Work to be completed
From the entries that follow, gather each line holding the word "data".
·····
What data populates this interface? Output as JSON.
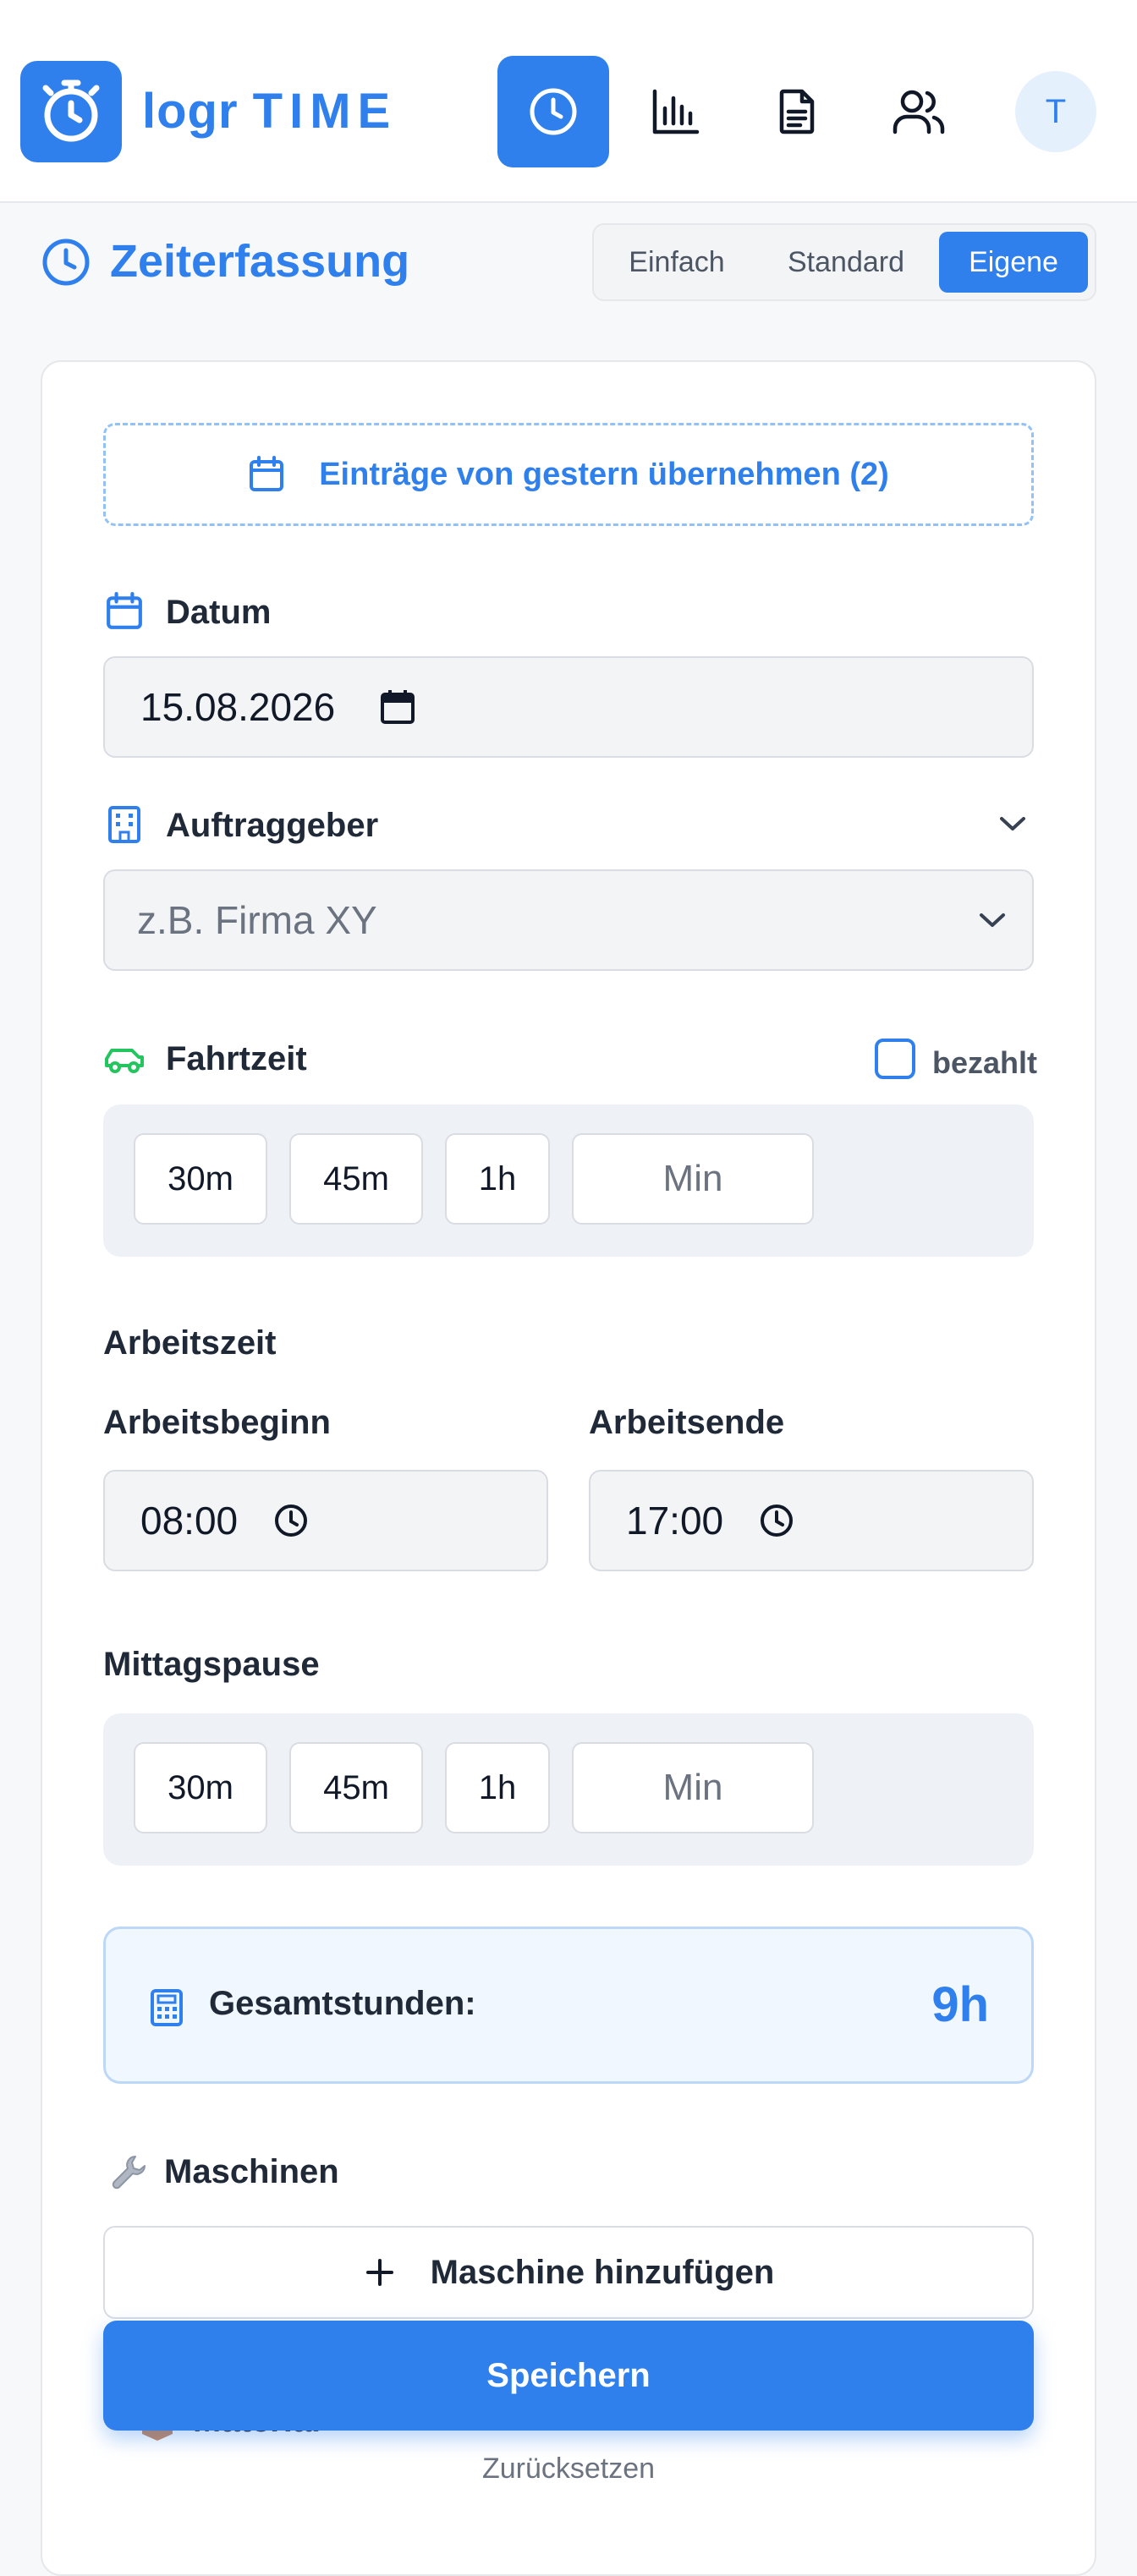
{
  "header": {
    "logo_word1": "logr",
    "logo_word2": "TIME",
    "nav": [
      {
        "icon": "clock-icon",
        "active": true
      },
      {
        "icon": "bar-chart-icon",
        "active": false
      },
      {
        "icon": "document-icon",
        "active": false
      },
      {
        "icon": "users-icon",
        "active": false
      }
    ],
    "avatar_initial": "T"
  },
  "page": {
    "title": "Zeiterfassung",
    "modes": [
      "Einfach",
      "Standard",
      "Eigene"
    ],
    "active_mode": "Eigene"
  },
  "form": {
    "copy_entries_label": "Einträge von gestern übernehmen (2)",
    "date_label": "Datum",
    "date_value": "15.08.2026",
    "client_label": "Auftraggeber",
    "client_placeholder": "z.B. Firma XY",
    "travel_label": "Fahrtzeit",
    "travel_paid_label": "bezahlt",
    "travel_paid_checked": false,
    "travel_presets": [
      "30m",
      "45m",
      "1h"
    ],
    "travel_min_placeholder": "Min",
    "worktime_heading": "Arbeitszeit",
    "start_label": "Arbeitsbeginn",
    "start_value": "08:00",
    "end_label": "Arbeitsende",
    "end_value": "17:00",
    "lunch_label": "Mittagspause",
    "lunch_presets": [
      "30m",
      "45m",
      "1h"
    ],
    "lunch_min_placeholder": "Min",
    "total_label": "Gesamtstunden:",
    "total_value": "9h",
    "machines_label": "Maschinen",
    "add_machine_label": "Maschine hinzufügen",
    "material_label": "Material",
    "save_label": "Speichern",
    "reset_label": "Zurücksetzen"
  },
  "colors": {
    "accent": "#2f80ed",
    "travel_icon": "#22c55e"
  }
}
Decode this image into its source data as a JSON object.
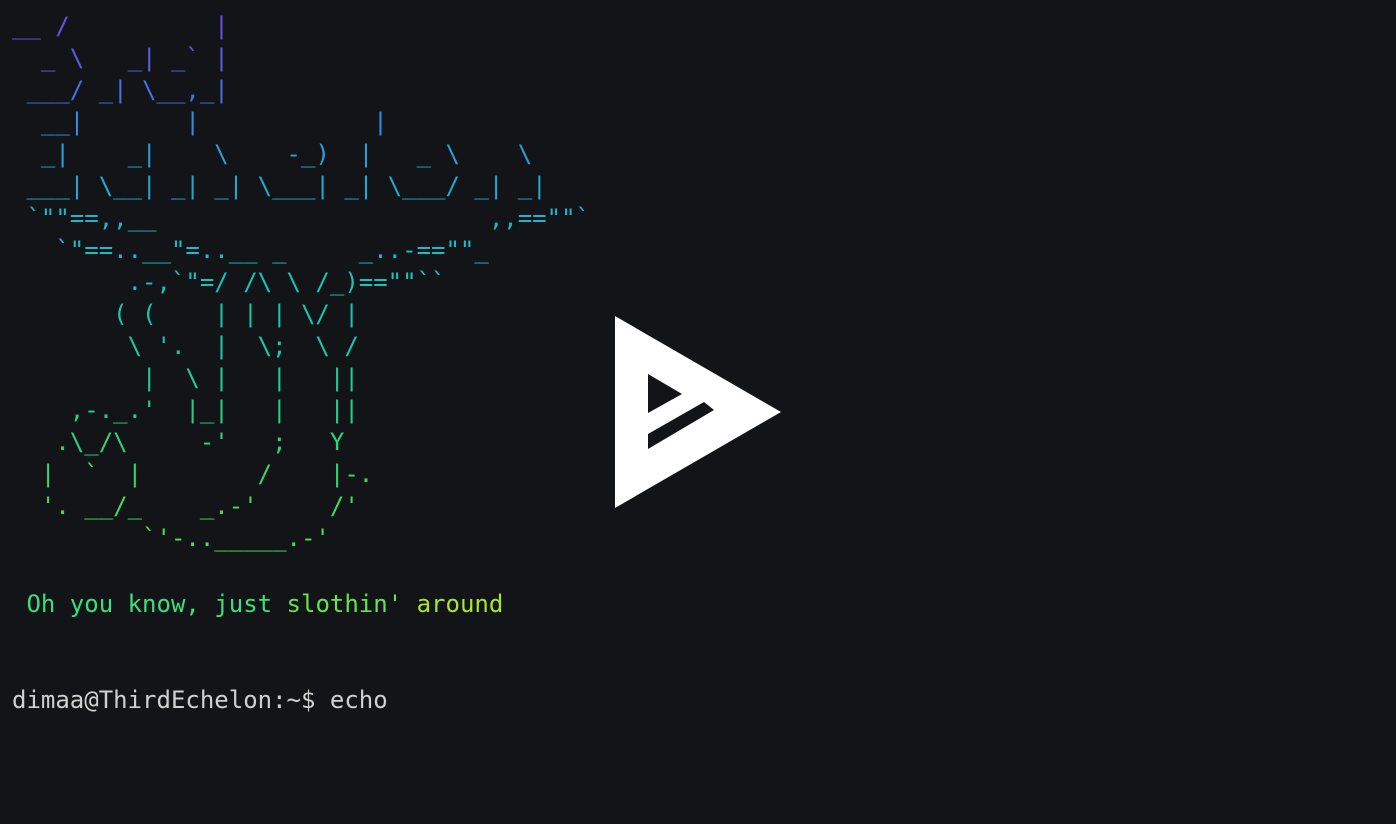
{
  "theme": {
    "background": "#121417",
    "foreground": "#d0d0d0",
    "play_button_color": "#ffffff"
  },
  "ascii_art": [
    {
      "text": "__ /          |",
      "color": "#6b4fe8"
    },
    {
      "text": "  _ \\   _| _` |",
      "color": "#5a5fe8"
    },
    {
      "text": " ___/ _| \\__,_|",
      "color": "#4a6fe8"
    },
    {
      "text": "  __|       |            |",
      "color": "#2f8fe0"
    },
    {
      "text": "  _|    _|    \\    -_)  |   _ \\    \\",
      "color": "#2a9fd8"
    },
    {
      "text": " ___| \\__| _| _| \\___| _| \\___/ _| _|",
      "color": "#22a9d4"
    },
    {
      "text": " `\"\"==,,__                       ,,==\"\"`",
      "color": "#1db4d0"
    },
    {
      "text": "   `\"==..__\"=..__ _     _..-==\"\"_",
      "color": "#19bcc8"
    },
    {
      "text": "        .-,`\"=/ /\\ \\ /_)==\"\"``",
      "color": "#16c4bc"
    },
    {
      "text": "       ( (    | | | \\/ |",
      "color": "#15c8b0"
    },
    {
      "text": "        \\ '.  |  \\;  \\ /",
      "color": "#18cba4"
    },
    {
      "text": "         |  \\ |   |   ||",
      "color": "#1ccf98"
    },
    {
      "text": "    ,-._.'  |_|   |   ||",
      "color": "#22d28a"
    },
    {
      "text": "   .\\_/\\     -'   ;   Y",
      "color": "#2ad57c"
    },
    {
      "text": "  |  `  |        /    |-.",
      "color": "#34d86e"
    },
    {
      "text": "  '. __/_    _.-'     /'",
      "color": "#40db60"
    },
    {
      "text": "         `'-.._____.-'",
      "color": "#4cdd54"
    }
  ],
  "tagline": {
    "segments": [
      {
        "text": " Oh you know, just ",
        "color": "#3be07a"
      },
      {
        "text": "slothin' ",
        "color": "#62e64a"
      },
      {
        "text": "around",
        "color": "#a8e62a"
      }
    ]
  },
  "prompt": {
    "user_host": "dimaa@ThirdEchelon",
    "path": ":~$ ",
    "command": "echo"
  },
  "play_button": {
    "icon": "asciinema-play-icon"
  }
}
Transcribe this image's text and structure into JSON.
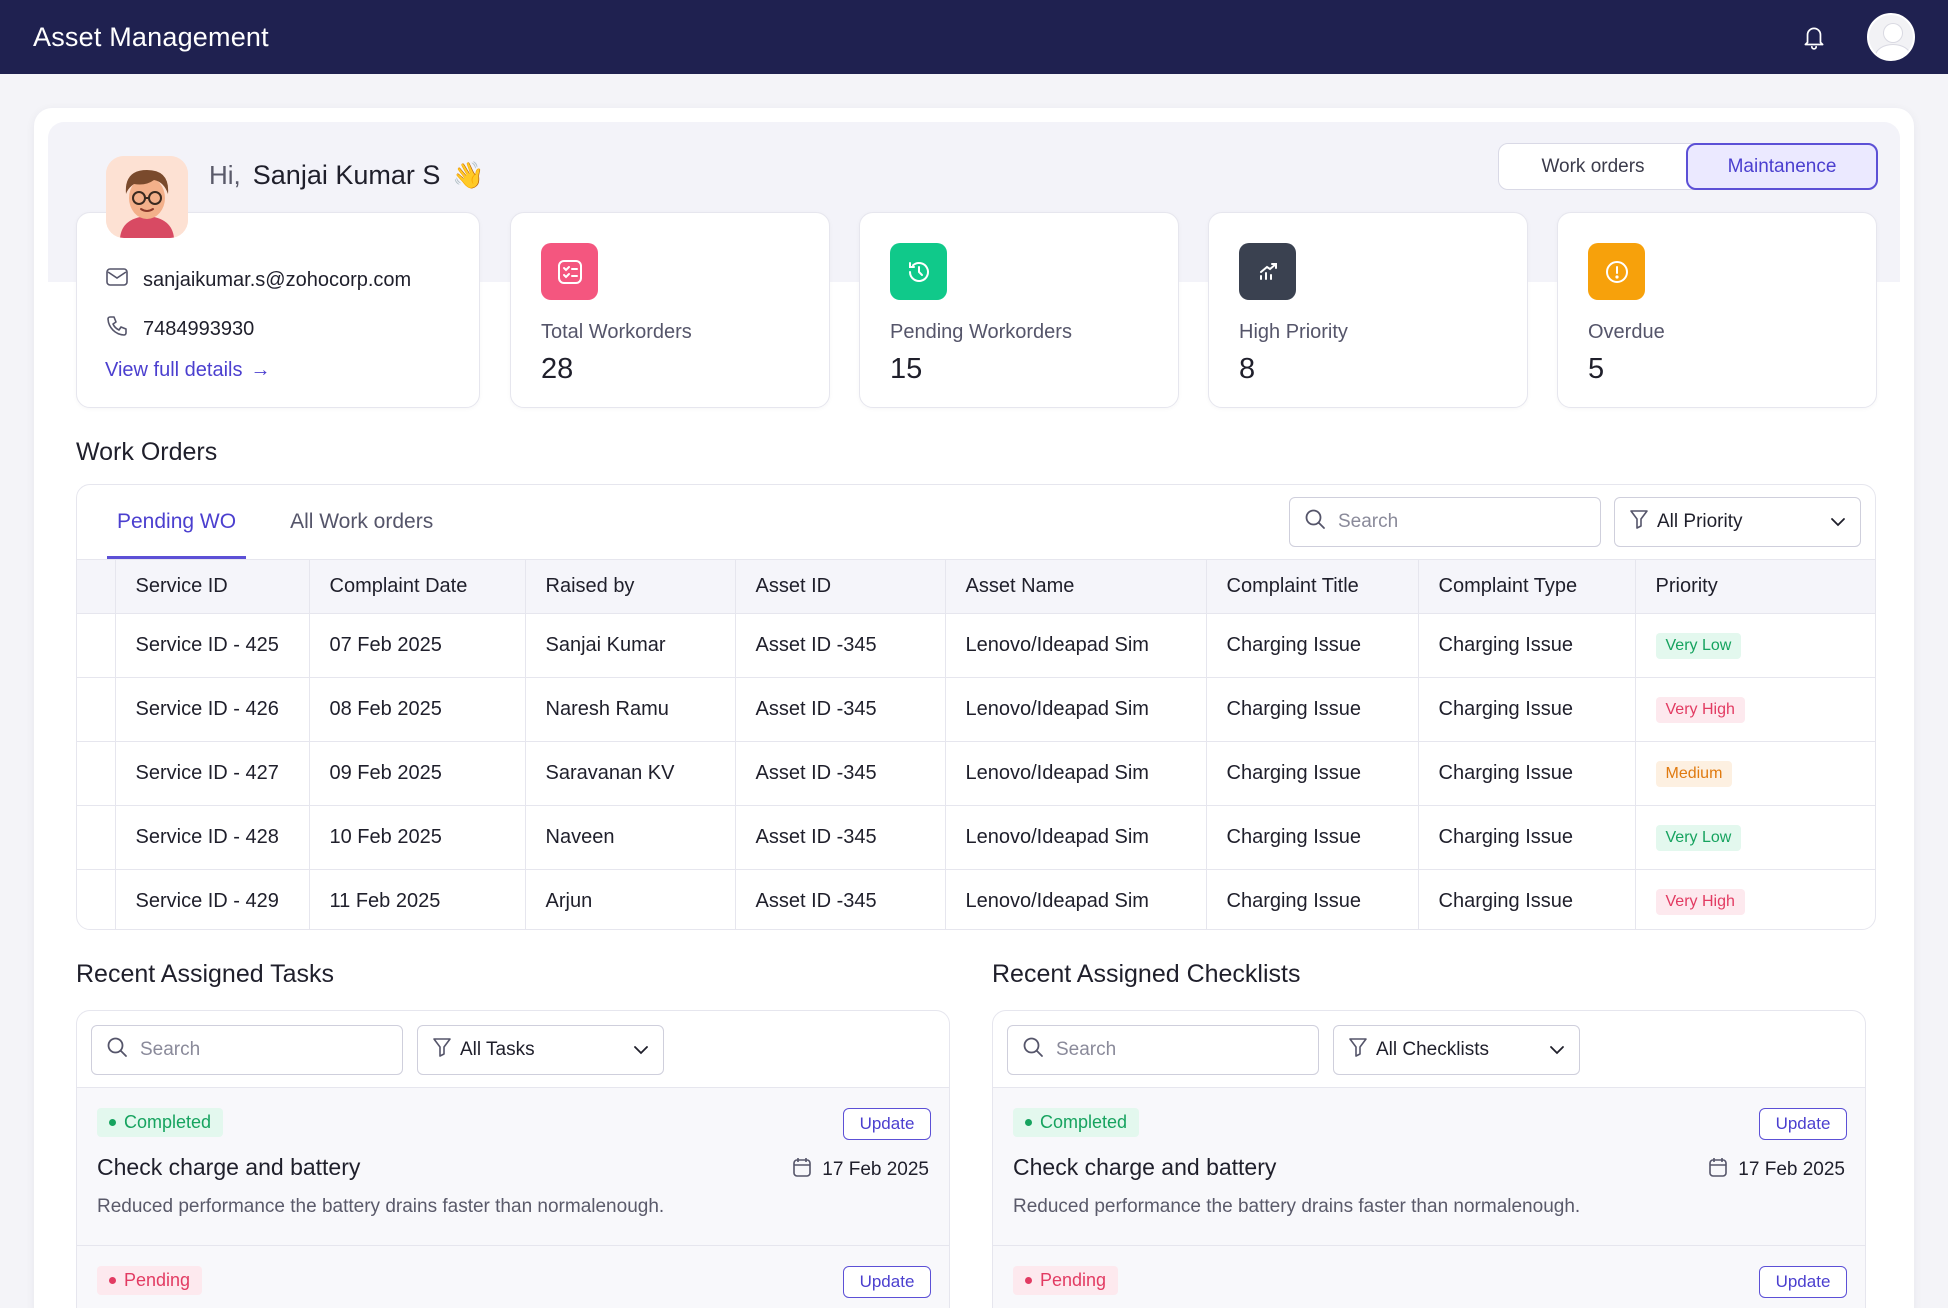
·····
Answer to this exercise
What data populates this interface? Output as JSON.
Decode this image into its source data as a JSON object.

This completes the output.